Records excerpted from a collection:
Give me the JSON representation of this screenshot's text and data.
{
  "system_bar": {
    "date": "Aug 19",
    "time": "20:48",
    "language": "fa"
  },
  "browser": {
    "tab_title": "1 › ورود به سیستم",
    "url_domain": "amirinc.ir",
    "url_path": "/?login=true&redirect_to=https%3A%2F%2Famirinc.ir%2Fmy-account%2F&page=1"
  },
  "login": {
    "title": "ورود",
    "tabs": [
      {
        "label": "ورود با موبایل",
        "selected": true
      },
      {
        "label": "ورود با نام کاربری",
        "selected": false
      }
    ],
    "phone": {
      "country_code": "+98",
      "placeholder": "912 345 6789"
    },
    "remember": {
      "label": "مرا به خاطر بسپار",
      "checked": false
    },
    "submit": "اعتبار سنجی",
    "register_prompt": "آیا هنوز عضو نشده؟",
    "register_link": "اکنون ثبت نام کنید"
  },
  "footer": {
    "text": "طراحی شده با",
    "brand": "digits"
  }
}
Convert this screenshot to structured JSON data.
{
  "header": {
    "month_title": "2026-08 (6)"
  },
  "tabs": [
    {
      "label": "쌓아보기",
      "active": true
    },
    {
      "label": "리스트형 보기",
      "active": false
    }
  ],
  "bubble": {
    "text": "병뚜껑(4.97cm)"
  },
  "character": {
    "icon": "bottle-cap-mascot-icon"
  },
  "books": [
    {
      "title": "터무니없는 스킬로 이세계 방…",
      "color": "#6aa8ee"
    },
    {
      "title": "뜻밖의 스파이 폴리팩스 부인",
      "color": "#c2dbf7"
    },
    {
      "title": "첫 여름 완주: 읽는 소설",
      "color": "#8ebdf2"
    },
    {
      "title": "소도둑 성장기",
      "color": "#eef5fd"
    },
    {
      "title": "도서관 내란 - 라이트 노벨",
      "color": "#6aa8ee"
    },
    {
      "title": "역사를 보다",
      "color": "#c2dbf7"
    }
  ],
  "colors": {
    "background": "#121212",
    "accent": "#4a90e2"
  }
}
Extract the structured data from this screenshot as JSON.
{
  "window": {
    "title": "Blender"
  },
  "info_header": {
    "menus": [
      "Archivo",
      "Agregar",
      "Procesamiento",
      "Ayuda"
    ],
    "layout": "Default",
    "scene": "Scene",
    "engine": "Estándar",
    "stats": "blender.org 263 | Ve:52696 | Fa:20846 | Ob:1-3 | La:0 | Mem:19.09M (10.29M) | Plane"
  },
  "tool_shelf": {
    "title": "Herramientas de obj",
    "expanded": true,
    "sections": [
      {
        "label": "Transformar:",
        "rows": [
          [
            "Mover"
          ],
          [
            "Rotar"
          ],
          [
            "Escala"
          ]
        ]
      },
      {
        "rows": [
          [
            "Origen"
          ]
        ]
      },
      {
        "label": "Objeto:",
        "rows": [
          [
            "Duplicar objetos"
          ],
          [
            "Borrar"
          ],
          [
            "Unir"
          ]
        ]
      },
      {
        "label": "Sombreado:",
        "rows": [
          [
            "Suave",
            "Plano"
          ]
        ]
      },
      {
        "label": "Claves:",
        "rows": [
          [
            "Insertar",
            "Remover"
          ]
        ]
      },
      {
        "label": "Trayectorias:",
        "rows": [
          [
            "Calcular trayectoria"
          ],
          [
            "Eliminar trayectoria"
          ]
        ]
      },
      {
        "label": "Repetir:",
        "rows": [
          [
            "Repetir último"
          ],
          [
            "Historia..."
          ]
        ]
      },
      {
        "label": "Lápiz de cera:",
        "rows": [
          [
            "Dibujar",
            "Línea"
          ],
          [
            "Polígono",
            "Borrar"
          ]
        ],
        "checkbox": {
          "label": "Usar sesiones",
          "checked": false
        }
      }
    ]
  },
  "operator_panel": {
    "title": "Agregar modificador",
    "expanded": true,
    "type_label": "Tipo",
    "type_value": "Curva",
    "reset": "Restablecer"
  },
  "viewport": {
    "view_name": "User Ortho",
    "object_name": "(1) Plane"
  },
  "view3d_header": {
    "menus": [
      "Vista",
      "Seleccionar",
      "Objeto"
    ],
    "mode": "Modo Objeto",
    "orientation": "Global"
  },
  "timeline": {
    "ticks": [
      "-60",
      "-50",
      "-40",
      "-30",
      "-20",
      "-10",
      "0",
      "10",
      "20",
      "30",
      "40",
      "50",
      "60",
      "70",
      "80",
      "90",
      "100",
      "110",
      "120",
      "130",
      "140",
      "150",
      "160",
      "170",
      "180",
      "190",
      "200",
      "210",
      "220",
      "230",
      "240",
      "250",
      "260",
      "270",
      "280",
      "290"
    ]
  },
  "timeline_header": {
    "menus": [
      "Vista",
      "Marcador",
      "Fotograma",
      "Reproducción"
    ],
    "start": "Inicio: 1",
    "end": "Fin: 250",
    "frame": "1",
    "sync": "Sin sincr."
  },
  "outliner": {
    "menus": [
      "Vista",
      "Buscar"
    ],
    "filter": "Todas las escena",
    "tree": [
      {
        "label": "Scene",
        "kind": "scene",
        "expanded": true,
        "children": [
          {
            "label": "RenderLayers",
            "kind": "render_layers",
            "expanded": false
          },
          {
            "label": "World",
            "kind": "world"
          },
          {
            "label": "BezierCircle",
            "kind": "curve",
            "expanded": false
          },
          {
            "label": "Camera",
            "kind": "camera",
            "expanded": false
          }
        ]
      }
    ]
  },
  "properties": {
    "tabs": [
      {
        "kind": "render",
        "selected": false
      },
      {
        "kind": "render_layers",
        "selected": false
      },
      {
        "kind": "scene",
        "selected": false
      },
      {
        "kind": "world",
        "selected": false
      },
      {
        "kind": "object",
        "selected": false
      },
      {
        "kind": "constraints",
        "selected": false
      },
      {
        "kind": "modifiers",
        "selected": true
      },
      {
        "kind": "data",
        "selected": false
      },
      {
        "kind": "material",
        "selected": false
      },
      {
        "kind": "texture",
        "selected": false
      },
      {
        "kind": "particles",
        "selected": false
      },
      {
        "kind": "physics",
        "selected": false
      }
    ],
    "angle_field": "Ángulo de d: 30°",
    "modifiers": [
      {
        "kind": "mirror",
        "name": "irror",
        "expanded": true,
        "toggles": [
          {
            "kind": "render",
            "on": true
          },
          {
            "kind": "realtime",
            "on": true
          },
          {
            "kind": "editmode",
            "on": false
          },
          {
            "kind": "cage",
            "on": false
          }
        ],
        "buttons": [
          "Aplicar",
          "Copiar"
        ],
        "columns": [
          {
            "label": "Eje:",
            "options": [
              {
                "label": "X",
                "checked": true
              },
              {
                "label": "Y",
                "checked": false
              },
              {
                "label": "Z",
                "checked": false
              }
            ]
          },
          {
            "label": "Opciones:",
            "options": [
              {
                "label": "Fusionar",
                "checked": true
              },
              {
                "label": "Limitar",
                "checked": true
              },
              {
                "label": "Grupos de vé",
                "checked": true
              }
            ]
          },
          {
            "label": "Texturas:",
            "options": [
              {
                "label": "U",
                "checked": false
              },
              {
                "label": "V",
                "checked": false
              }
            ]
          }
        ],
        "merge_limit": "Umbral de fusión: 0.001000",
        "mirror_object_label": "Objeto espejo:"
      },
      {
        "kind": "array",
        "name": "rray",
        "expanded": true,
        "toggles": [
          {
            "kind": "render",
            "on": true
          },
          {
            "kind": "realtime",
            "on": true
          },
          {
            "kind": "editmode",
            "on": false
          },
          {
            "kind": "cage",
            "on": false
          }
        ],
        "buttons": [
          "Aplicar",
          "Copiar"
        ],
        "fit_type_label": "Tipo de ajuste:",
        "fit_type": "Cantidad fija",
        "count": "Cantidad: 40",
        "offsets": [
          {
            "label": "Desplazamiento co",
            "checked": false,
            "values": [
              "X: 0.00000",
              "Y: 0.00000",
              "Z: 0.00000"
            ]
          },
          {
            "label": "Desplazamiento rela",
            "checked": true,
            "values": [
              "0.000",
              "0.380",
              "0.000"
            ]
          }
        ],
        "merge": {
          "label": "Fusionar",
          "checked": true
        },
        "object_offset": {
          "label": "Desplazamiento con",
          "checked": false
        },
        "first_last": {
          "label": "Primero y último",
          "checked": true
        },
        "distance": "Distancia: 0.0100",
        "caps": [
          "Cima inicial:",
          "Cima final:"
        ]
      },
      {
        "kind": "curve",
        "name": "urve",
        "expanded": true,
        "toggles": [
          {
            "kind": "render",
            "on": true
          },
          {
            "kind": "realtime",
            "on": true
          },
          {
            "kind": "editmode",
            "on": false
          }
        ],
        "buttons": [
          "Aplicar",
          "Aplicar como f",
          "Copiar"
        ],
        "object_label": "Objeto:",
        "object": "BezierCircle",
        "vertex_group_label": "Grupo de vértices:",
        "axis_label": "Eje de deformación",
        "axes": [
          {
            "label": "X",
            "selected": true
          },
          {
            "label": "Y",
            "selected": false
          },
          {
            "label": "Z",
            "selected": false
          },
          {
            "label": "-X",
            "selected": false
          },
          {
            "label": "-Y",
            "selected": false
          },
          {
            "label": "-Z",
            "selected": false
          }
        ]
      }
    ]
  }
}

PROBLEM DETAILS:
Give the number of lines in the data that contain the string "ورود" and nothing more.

TASK RESULT:
4